#### [WHAT THE TASK REQUIRES]
Every entry must be reproduced word for word.

#### [Entries from a dataset of interfaces]
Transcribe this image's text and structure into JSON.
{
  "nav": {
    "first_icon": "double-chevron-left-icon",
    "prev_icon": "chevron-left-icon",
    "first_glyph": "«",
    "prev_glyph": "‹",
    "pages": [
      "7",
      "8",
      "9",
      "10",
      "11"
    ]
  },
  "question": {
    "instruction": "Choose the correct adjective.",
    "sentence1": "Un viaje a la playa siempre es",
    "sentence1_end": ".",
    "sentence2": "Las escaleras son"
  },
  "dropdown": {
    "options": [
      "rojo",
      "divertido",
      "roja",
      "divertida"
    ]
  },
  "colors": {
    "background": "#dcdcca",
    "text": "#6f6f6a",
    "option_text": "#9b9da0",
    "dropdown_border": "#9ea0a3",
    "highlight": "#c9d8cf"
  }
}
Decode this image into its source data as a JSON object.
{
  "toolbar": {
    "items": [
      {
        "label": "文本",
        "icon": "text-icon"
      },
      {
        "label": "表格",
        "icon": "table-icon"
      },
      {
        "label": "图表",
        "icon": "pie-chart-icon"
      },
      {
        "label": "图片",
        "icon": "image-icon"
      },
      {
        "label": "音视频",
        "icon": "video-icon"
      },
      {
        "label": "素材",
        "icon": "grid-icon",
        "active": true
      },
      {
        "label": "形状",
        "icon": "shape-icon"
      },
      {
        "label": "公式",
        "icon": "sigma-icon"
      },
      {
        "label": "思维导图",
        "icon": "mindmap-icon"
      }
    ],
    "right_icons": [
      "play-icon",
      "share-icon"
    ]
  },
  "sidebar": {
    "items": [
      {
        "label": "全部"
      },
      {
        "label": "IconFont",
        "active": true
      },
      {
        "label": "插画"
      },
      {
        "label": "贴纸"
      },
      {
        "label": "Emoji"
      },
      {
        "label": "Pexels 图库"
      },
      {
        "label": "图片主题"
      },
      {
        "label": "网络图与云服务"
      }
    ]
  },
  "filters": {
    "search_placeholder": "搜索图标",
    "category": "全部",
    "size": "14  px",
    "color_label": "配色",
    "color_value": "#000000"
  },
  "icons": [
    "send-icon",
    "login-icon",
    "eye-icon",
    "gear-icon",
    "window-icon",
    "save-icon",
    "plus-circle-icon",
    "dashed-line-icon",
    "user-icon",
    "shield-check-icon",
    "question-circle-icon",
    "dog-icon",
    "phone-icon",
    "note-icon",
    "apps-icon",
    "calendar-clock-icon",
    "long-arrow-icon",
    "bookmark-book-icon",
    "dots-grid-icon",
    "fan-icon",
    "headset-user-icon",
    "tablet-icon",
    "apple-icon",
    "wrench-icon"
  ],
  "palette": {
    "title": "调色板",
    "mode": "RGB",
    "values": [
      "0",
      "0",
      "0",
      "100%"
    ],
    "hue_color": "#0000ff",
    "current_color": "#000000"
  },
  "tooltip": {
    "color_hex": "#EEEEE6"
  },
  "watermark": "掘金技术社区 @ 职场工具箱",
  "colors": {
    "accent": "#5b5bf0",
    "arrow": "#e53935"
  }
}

#### [WRITTEN ANSWER]
Transcribe this image's text and structure into JSON.
{
  "nav": {
    "first_icon": "double-chevron-left-icon",
    "prev_icon": "chevron-left-icon",
    "first_glyph": "«",
    "prev_glyph": "‹",
    "pages": [
      "7",
      "8",
      "9",
      "10",
      "11"
    ]
  },
  "question": {
    "instruction": "Choose the correct adjective.",
    "sentence1": "Un viaje a la playa siempre es",
    "sentence1_end": ".",
    "sentence2": "Las escaleras son"
  },
  "dropdown": {
    "options": [
      "rojo",
      "divertido",
      "roja",
      "divertida"
    ]
  },
  "colors": {
    "background": "#dcdcca",
    "text": "#6f6f6a",
    "option_text": "#9b9da0",
    "dropdown_border": "#9ea0a3",
    "highlight": "#c9d8cf"
  }
}
Decode this image into its source data as a JSON object.
{
  "toolbar": {
    "items": [
      {
        "label": "文本",
        "icon": "text-icon"
      },
      {
        "label": "表格",
        "icon": "table-icon"
      },
      {
        "label": "图表",
        "icon": "pie-chart-icon"
      },
      {
        "label": "图片",
        "icon": "image-icon"
      },
      {
        "label": "音视频",
        "icon": "video-icon"
      },
      {
        "label": "素材",
        "icon": "grid-icon",
        "active": true
      },
      {
        "label": "形状",
        "icon": "shape-icon"
      },
      {
        "label": "公式",
        "icon": "sigma-icon"
      },
      {
        "label": "思维导图",
        "icon": "mindmap-icon"
      }
    ],
    "right_icons": [
      "play-icon",
      "share-icon"
    ]
  },
  "sidebar": {
    "items": [
      {
        "label": "全部"
      },
      {
        "label": "IconFont",
        "active": true
      },
      {
        "label": "插画"
      },
      {
        "label": "贴纸"
      },
      {
        "label": "Emoji"
      },
      {
        "label": "Pexels 图库"
      },
      {
        "label": "图片主题"
      },
      {
        "label": "网络图与云服务"
      }
    ]
  },
  "filters": {
    "search_placeholder": "搜索图标",
    "category": "全部",
    "size": "14  px",
    "color_label": "配色",
    "color_value": "#000000"
  },
  "icons": [
    "send-icon",
    "login-icon",
    "eye-icon",
    "gear-icon",
    "window-icon",
    "save-icon",
    "plus-circle-icon",
    "dashed-line-icon",
    "user-icon",
    "shield-check-icon",
    "question-circle-icon",
    "dog-icon",
    "phone-icon",
    "note-icon",
    "apps-icon",
    "calendar-clock-icon",
    "long-arrow-icon",
    "bookmark-book-icon",
    "dots-grid-icon",
    "fan-icon",
    "headset-user-icon",
    "tablet-icon",
    "apple-icon",
    "wrench-icon"
  ],
  "palette": {
    "title": "调色板",
    "mode": "RGB",
    "values": [
      "0",
      "0",
      "0",
      "100%"
    ],
    "hue_color": "#0000ff",
    "current_color": "#000000"
  },
  "tooltip": {
    "color_hex": "#EEEEE6"
  },
  "watermark": "掘金技术社区 @ 职场工具箱",
  "colors": {
    "accent": "#5b5bf0",
    "arrow": "#e53935"
  }
}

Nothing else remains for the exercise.